══ Material supplied
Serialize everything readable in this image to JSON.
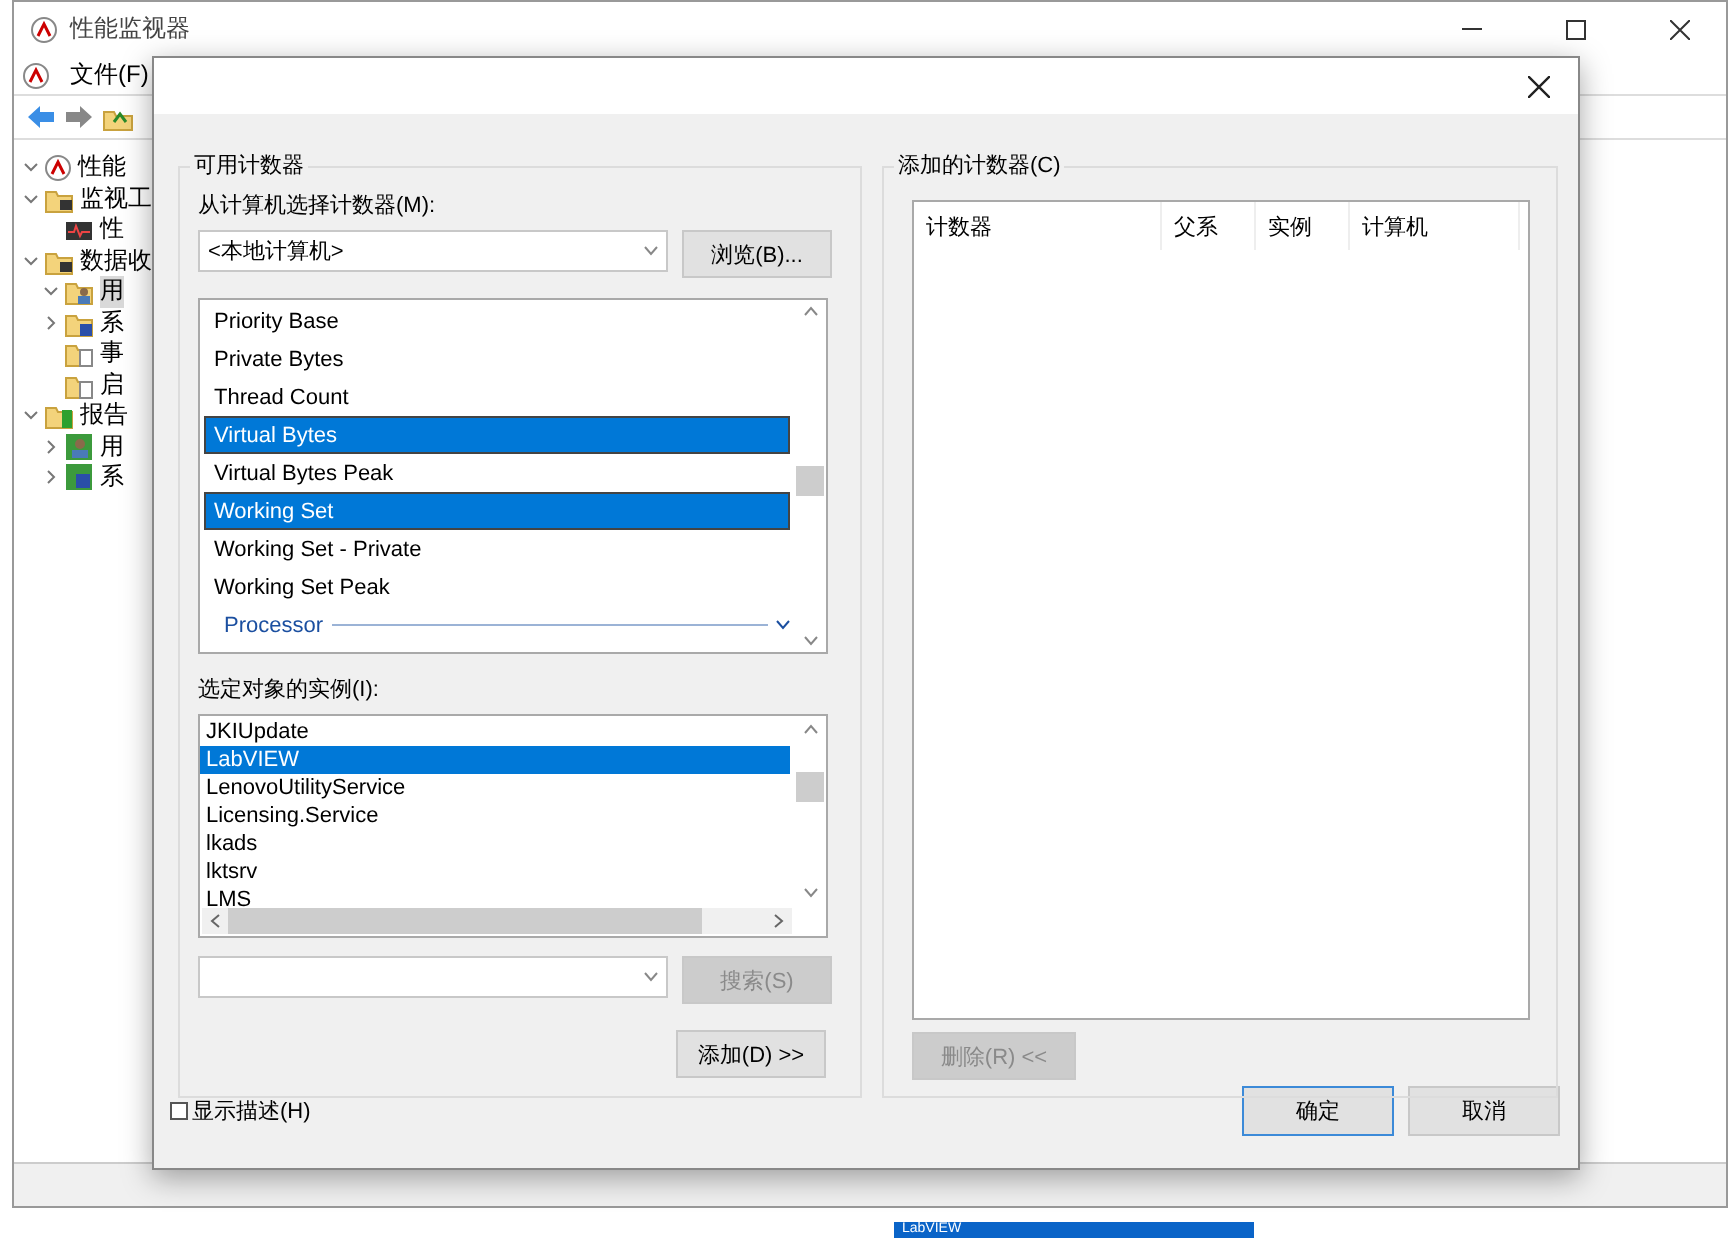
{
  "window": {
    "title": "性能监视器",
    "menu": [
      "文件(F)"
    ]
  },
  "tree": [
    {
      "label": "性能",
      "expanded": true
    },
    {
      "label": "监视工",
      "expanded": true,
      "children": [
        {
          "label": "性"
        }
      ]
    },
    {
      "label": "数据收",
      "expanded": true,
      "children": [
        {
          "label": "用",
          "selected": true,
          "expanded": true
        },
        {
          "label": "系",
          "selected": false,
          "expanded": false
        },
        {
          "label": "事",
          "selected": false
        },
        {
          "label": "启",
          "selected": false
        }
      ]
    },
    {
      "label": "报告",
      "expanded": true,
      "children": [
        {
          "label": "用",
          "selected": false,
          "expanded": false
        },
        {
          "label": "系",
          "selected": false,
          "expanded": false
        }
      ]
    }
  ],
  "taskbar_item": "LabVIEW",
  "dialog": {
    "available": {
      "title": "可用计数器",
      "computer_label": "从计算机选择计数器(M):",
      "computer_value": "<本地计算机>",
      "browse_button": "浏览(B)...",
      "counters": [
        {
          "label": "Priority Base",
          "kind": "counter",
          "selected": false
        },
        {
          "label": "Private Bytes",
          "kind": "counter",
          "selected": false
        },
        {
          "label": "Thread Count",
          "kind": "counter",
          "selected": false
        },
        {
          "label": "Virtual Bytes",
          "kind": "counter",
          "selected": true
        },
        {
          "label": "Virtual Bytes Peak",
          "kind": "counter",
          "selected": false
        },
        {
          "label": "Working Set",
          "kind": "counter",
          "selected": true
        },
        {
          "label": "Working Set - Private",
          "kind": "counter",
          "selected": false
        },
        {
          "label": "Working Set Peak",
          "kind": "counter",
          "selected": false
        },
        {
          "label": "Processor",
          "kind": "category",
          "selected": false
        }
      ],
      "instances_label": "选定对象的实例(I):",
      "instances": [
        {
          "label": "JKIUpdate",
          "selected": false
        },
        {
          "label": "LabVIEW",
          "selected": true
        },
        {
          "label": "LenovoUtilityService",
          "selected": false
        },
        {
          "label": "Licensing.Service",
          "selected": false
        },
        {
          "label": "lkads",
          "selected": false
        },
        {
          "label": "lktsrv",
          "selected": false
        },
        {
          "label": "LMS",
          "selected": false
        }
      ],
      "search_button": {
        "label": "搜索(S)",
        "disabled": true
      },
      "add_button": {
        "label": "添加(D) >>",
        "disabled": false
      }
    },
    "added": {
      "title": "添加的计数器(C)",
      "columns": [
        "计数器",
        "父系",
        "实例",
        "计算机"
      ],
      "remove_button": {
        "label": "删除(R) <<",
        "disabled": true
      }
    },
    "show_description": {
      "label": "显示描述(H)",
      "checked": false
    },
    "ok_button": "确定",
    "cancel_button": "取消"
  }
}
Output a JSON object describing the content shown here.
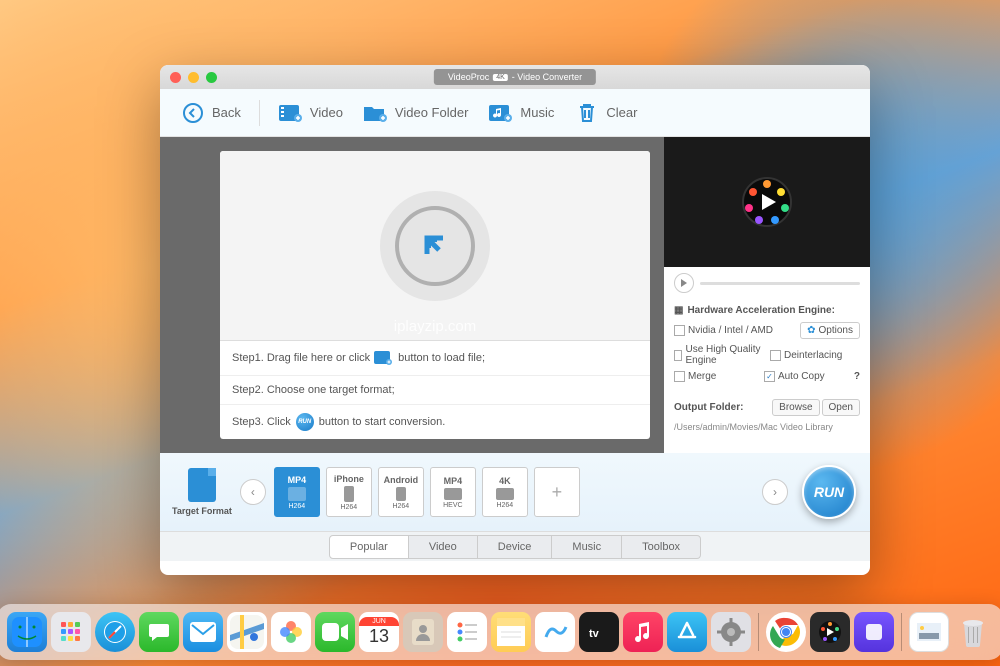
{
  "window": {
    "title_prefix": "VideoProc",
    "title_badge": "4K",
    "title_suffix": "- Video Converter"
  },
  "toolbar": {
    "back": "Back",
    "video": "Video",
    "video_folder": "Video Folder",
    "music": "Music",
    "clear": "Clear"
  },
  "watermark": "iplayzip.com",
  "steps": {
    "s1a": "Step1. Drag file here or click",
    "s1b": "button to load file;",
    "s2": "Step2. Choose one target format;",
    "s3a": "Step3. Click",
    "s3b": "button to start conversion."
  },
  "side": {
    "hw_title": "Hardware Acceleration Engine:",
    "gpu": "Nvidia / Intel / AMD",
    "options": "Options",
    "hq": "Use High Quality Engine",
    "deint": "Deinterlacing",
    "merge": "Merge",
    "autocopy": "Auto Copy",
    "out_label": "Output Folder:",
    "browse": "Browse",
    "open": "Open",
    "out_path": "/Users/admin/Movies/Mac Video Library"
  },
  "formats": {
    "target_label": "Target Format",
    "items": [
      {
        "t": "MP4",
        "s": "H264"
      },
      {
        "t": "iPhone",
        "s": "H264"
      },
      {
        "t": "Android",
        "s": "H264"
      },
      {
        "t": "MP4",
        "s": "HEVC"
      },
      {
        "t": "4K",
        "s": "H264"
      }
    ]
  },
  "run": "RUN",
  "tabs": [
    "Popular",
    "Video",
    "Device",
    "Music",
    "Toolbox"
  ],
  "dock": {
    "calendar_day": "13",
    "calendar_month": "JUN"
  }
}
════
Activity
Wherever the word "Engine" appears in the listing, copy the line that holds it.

Task result
    "hw_title": "Hardware Acceleration Engine:",
    "hq": "Use High Quality Engine",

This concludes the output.